nm (Ca2+-saturated), while the fluorescence emission maximum
is relatively unchanged at ~510 nm. The indicator is typically
excited at 340 nm and 380 nm respectively and the ratio of the
fluorescent intensities corresponding to the two excitations is used
in calculating the intracellular concentrations.
Fura-2 is a calcium chelator which means that it is able to bind
Ca2+ so that the ions are not able to perform a reaction with
anything and easily can be transported.
Pertussis toxin (ptx) interferes with the regulation of the eukaryotic adenylate cyclase complex.
Normal regulation of adenylate cyclase activity in mammalian cells (Adenylate cyclase (AC) is activated
normally by a stimulatory regulatory protein (Gs) and guanosine triphosphate (GTP); however the
activation is normally brief because an inhibitory regulatory protein (Gi) hydrolyzes the GTP.
Adenylate cyclase activated by pertussis toxin (The pertussis A subunit transfers the ADP ribosyl moiety of
NAD to the membrane-bound regulatory protein Gi that normally inhibits the eukaryotic adenylate cyclase.
The Gi protein is inactivated and cannot perform its normal function to inhibit adenylate cyclase. The
conversion of ATP to cyclic AMP cannot be stopped.)
Paper 1
“A Broad-Spectrum Chemokine Antagonist Encoded by Kaposi’s
Sarcoma-associated Herpes Virus”
Viruses can produce chemokines that are similar to human cytokines and produce
antagonistic effects.
• Fig 3. Why add EDTA in the calcium release assay and
what does the EDTA do ?
• What does it mean if the calcium response induced by a
cytokine is pertussis toxin dependant ?
• Why look at the effect of vMIP-II on HIV entry when
vMIP-II is an HHV8 expressed chemokine ?
Paper 2
“Identification of a major co-receptor for
primary isolates of HIV-1”
Viruses can also use the cytokine/chemokine receptor system as
mode of entry into human cells.
• Fig 1. Is using a luciferase based assay adequate to
measure infection/viral entry ?

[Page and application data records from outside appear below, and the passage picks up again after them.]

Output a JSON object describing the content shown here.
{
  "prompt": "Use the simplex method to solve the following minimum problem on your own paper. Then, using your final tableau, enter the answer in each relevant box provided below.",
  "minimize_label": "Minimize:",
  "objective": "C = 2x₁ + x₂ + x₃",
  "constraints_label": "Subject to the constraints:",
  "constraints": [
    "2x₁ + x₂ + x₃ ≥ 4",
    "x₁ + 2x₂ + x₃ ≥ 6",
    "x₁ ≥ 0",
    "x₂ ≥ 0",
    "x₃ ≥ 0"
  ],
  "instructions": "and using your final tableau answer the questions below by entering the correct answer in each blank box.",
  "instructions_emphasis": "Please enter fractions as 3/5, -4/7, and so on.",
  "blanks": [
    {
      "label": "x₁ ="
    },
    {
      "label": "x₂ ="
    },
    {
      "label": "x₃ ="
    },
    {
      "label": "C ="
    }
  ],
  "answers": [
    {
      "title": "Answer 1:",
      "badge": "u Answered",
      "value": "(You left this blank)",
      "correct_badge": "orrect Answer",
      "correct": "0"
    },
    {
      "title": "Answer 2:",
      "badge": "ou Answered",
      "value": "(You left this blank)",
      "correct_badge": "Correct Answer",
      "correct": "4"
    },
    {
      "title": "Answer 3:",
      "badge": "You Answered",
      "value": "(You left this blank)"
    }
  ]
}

• Why use RT-PCR to look at the expression of CC-CKR-5
mRNA rather than use Western blots and look at the
protein levels.
• Is it advantageous to the virus to use a chemokine
receptor to enter the target cell considering that
cytokines secreted by our immune system can block